Being newer to the Maker Ed team, I’ve been looking for more opportunities to see making in action. Last week, I got my chance when Lighthouse Community Charter School (one of our Maker Corps and Maker Vista sites) invited me to check out their end-of-year expo of student work. At the expo, parents, students and educators gathered together to visit classrooms, share student projects, and (of course) participate in making.
Not surprisingly, I spent most of my time at the expo’s two making stations, where Aaron Vanderwerff (Lighthouse’s K-12 Makerspace and Science Coordinator), Anisa Bora and Jessica Grey Schipp (Lighthouse’s VISTA members) were helping students create paper circuits, and build and launch stomp rockets. While making alongside Lighthouse’s diverse student body, I was struck by the effectiveness of several unique learning and teaching practices there, and how tied to making these practices were. Here are three insights I gathered from the time I spent making at Lighthouse:
1. Peer-to-Peer Teaching and Learning
Educators at Lighthouse encouraged an exchange of knowledge between students of varying experience levels. Those who knew more about making were often asked to help those who knew less about making with their projects. (In fact, I learned how to make and launch my stomp rocket from an 8th grader. Pretty cool, right?) By encouraging students to learn from one another, Lighthouse educators not only helped their students build important skills (like interpersonal communication and resourcefulness), they also empowered their students to see themselves as sources of knowledge – a powerful experience for any young person.
2. Marvelous Mistakes & Solution-Oriented Learning
As with any act of making, there were times at the expo when students faced setbacks with their projects––when something didn’t work quite the way they expected it to, or things didn’t work at all. In those instances, it was remarkable how educators were able to shift the focus away from the frustration that students were feeling, and instead encouraged them to think constructively about the problem. By gently guiding students to consider what they could have done differently, to iterate on their projects, and to look for solutions, educators at Lighthouse used these setbacks as opportunities for learning.
3. Making Learning Exciting

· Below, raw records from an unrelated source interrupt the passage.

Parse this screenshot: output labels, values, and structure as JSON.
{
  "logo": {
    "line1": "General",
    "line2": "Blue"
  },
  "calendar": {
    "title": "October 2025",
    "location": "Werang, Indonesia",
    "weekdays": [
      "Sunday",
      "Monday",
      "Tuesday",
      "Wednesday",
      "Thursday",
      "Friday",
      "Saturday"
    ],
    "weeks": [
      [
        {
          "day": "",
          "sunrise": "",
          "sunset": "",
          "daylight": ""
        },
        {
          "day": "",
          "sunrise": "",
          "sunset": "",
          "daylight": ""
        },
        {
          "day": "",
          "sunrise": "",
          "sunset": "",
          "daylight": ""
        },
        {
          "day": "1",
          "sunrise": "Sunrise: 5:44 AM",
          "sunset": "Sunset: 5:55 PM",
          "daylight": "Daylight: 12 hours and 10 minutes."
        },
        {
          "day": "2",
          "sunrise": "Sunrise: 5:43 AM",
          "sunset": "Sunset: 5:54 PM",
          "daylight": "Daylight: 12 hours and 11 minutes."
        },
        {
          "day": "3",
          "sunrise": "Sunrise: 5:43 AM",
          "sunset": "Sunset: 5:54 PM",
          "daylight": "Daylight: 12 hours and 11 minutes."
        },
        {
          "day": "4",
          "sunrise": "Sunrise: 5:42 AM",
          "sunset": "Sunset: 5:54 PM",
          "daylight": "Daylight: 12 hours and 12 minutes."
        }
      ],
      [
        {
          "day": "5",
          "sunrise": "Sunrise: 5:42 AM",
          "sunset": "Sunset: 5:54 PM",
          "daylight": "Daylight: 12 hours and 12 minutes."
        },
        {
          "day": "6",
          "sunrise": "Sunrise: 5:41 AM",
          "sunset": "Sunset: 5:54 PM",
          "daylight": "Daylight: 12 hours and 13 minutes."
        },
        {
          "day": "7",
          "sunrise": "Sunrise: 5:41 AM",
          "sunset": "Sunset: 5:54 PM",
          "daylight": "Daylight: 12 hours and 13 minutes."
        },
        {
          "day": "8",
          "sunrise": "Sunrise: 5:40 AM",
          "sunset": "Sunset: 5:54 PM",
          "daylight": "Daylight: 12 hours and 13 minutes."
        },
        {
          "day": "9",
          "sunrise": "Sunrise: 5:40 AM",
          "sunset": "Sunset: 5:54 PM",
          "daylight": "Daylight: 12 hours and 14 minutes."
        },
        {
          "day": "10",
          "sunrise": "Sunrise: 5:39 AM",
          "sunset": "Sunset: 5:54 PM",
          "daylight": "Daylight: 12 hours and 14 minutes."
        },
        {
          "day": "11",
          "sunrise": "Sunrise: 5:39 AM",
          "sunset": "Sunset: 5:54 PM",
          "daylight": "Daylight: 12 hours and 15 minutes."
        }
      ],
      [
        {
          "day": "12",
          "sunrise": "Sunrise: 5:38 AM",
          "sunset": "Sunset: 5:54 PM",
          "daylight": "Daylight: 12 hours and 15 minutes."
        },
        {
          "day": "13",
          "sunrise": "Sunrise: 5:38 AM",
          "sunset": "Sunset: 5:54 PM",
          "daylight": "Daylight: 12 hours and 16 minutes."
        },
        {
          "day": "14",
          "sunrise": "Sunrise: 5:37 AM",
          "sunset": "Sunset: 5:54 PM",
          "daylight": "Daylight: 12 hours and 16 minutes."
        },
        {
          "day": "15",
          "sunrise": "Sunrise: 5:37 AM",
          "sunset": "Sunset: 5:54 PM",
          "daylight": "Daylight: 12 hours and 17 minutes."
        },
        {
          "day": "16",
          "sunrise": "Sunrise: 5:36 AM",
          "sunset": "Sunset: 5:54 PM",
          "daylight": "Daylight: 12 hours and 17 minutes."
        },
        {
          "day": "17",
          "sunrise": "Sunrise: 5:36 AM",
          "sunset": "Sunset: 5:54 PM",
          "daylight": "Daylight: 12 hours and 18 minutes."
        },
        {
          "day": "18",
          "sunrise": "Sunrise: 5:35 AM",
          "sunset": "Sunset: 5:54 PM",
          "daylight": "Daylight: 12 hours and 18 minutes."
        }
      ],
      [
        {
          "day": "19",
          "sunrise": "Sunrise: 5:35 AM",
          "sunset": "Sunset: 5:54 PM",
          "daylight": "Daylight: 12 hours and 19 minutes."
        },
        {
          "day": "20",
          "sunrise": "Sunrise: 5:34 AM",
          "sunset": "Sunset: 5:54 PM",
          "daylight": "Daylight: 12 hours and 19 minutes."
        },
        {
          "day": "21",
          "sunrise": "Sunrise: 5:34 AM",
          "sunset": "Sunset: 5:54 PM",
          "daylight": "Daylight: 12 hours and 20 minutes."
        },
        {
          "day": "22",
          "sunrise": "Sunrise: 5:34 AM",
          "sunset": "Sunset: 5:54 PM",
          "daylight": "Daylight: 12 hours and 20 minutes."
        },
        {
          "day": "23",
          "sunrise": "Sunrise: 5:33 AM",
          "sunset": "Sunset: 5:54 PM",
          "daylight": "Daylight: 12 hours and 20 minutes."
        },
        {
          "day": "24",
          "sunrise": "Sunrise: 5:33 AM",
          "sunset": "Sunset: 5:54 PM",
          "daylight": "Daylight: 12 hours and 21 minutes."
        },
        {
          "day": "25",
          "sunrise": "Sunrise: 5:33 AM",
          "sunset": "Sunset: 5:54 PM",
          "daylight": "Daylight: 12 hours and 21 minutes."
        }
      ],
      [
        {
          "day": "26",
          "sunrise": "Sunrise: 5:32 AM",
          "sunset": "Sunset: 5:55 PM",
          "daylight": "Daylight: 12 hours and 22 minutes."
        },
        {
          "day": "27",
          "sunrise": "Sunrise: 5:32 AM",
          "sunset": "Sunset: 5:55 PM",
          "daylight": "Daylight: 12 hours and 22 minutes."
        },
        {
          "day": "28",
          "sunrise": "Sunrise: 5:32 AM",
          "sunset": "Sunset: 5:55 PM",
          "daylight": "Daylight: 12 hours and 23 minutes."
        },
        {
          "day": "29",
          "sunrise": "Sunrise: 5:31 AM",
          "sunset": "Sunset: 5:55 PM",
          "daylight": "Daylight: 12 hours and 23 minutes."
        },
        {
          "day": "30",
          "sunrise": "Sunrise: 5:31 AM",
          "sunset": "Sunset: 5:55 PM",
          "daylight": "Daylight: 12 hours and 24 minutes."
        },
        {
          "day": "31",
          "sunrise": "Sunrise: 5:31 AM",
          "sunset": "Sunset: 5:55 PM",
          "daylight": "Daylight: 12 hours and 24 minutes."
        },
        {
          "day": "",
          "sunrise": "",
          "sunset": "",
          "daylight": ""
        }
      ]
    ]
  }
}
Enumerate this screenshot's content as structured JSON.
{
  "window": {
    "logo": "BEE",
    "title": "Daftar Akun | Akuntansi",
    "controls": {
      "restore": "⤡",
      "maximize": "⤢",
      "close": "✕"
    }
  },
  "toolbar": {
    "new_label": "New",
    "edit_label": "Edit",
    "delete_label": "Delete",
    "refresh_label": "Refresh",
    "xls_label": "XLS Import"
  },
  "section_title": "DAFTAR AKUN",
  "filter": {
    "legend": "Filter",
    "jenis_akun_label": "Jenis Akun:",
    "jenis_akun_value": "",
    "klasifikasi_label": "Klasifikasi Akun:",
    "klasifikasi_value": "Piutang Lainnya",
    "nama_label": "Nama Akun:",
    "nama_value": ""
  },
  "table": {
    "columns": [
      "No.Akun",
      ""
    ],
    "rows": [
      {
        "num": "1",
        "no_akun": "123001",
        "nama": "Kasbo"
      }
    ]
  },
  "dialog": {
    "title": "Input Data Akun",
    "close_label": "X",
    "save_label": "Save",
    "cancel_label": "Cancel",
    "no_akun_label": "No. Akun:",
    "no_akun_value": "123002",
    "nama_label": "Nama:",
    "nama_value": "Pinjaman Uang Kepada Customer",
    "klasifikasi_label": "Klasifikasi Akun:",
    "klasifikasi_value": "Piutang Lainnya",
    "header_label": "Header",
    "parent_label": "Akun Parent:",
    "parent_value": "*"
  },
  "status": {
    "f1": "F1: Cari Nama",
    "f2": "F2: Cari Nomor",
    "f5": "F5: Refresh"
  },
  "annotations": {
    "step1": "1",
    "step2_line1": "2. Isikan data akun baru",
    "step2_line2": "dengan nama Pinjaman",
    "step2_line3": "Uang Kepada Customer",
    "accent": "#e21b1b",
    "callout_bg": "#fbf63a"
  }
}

It was completely evident how excited the kids at Lighthouse were about the projects they were making. When students completed circuits and made an LED light up, their faces lit up as well. When the rockets they built flew so well that they hit a window or got stuck on the roof, they went wild! And most importantly, while they were having all this fun making, they were learning about electrical circuitry, physics, and engineering. It’s these kinds of experiences that kids will remember when they get older, and these kinds of experiences that get them excited about learning.
Lastly, I’d like to share a story from my time at Lighthouse that really stuck with me, and it’s one that illustrates all three of these insights at once:
One young girl was trying to launch her rocket, and she was having a hard time making it fly. She stomped on the bottle with all her might, but the rocket just wouldn’t budge. She was frustrated. Noticing this, Anisa directed her to ask an older student why he thought the rocket wouldn’t fly. He noticed that the the top of rocket was losing air, and told her it needed to be sealed up so the air wouldn’t escape. Armed with the knowledge she needed to fix her rocket, the girl skipped back inside, excited to tape it up and try again.
It was these kinds of collaborative spirits, constructive attitudes, and empowering practices that I was hoping to see when I asked for the opportunity to see in making & education in action. I’d like to thank Lighthouse for making that possible.